Impact of Insecticides on Cucumber Beetles (Coleoptera: Chrysomelidae) and Spider Predators in Watermelon and Corn

2019-12-02T17:33:35Z (GMT) by Ivan Grijalva

The primary goal of this research study was to provide updated pest management recommendations to growers, including the reduction of insecticide applications on a calendar basis by the use of pest economic thresholds, with the purpose of maximizing insecticide efficacy while minimizing the associated negative impacts on natural enemies and their ecosystem services.

Commercial watermelon (Citrullus lanatus) production in the Midwest typically relies on neonicotinoid and pyrethroid insecticides to manage insect pests, particularly striped and spotted cucumber beetles (Acalymma vittatum Fabricius and Diabrotica undecimpunctata howardi Barber, respectively). The role of arthropod predators in managing cucumber beetles is not well documented, and data on the effects of insecticides on predators in watermelon production are deficient.
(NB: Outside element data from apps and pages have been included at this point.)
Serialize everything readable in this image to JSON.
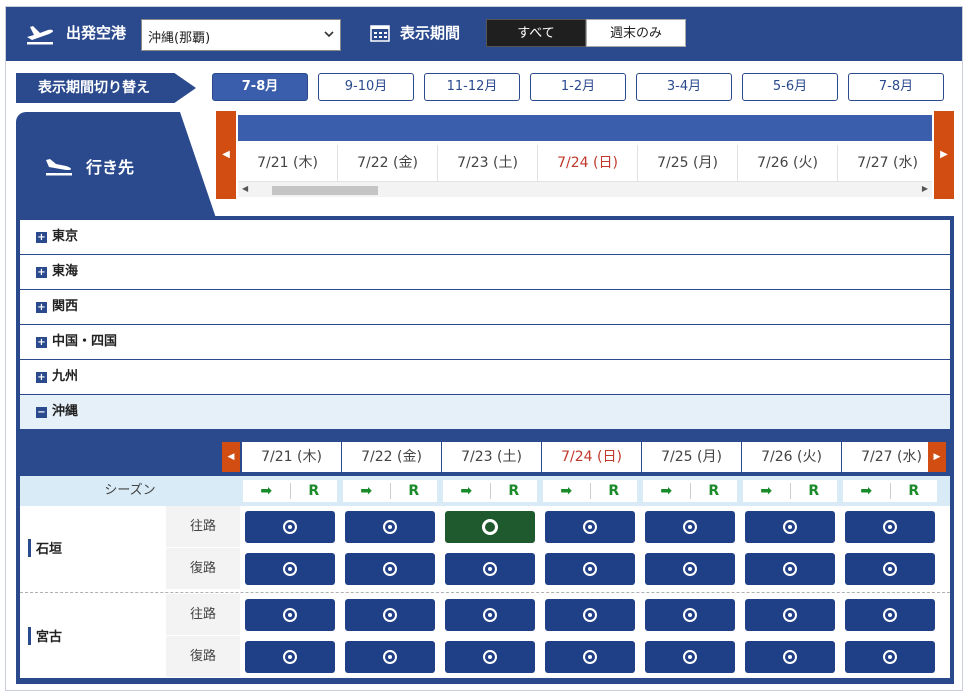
{
  "header": {
    "departure_label": "出発空港",
    "airport_value": "沖縄(那覇)",
    "period_label": "表示期間",
    "segments": [
      {
        "label": "すべて",
        "selected": true
      },
      {
        "label": "週末のみ",
        "selected": false
      }
    ]
  },
  "period_switch": {
    "label": "表示期間切り替え",
    "tabs": [
      "7-8月",
      "9-10月",
      "11-12月",
      "1-2月",
      "3-4月",
      "5-6月",
      "7-8月"
    ],
    "active_index": 0
  },
  "destination": {
    "label": "行き先"
  },
  "dates": [
    {
      "label": "7/21 (木)",
      "sunday": false
    },
    {
      "label": "7/22 (金)",
      "sunday": false
    },
    {
      "label": "7/23 (土)",
      "sunday": false
    },
    {
      "label": "7/24 (日)",
      "sunday": true
    },
    {
      "label": "7/25 (月)",
      "sunday": false
    },
    {
      "label": "7/26 (火)",
      "sunday": false
    },
    {
      "label": "7/27 (水)",
      "sunday": false
    }
  ],
  "regions": [
    {
      "name": "東京",
      "expanded": false
    },
    {
      "name": "東海",
      "expanded": false
    },
    {
      "name": "関西",
      "expanded": false
    },
    {
      "name": "中国・四国",
      "expanded": false
    },
    {
      "name": "九州",
      "expanded": false
    },
    {
      "name": "沖縄",
      "expanded": true
    }
  ],
  "season": {
    "label": "シーズン",
    "arrow": "➡",
    "r": "R"
  },
  "routes": [
    {
      "name": "石垣",
      "legs": [
        {
          "label": "往路",
          "flights": [
            "normal",
            "normal",
            "selected",
            "normal",
            "normal",
            "normal",
            "normal"
          ]
        },
        {
          "label": "復路",
          "flights": [
            "normal",
            "normal",
            "normal",
            "normal",
            "normal",
            "normal",
            "normal"
          ]
        }
      ]
    },
    {
      "name": "宮古",
      "legs": [
        {
          "label": "往路",
          "flights": [
            "normal",
            "normal",
            "normal",
            "normal",
            "normal",
            "normal",
            "normal"
          ]
        },
        {
          "label": "復路",
          "flights": [
            "normal",
            "normal",
            "normal",
            "normal",
            "normal",
            "normal",
            "normal"
          ]
        }
      ]
    }
  ],
  "colors": {
    "navy": "#2b4a8e",
    "orange": "#d24d12",
    "button": "#1f3f86",
    "selected_button": "#1e5a2d",
    "sunday": "#c0392b",
    "season_green": "#1a8a2a"
  },
  "icons": {
    "departure": "airplane-takeoff-icon",
    "arrival": "airplane-landing-icon",
    "calendar": "calendar-icon"
  }
}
Common cucumber beetle predators include coccinellid beetles found on plants, ground-dwelling carabid beetles (Coleoptera: Carabidae) and spiders in several families that inhabit the soil surface in watermelon fields. I hypothesize that these generalist predators and the ecosystem services (e.g., pest predation) they provide are at risk from insecticides used for pest management without regard to economic thresholds. My study compared the effect of insecticide use on cucumber beetle pests, spider predators, collembola populations and field pest predation under two treatments: 1) watermelons treated with neonicotinoid soil drench and subsequent pyrethroid sprays, surrounded by corn with neonicotinoid-treated seeds (Conventional), and 2) watermelons treated only with pyrethroid spray when economic thresholds were reached, surrounded by corn with untreated seeds (IPM).

The frequent application of insecticides decreased cucumber beetles in the watermelon plots managed with Conventional pest management; however, they also reduced spider predators, collembola densities, and field pests predation measurements, possibly due to the subsequent pyrethroids applications during the growing season. In addition, our study showed that neonicotinoid seed treatment in corn had no negative impact on any of the above-mentioned response variables measured.

Ultimately, following an IPM strategy and the use of pest monitoring helped to reduce unnecessary insecticides applications, conservation of pest regulatory services provided by natural enemies, and possibly less ecological impact to manage significant insect pests in watermelon plots.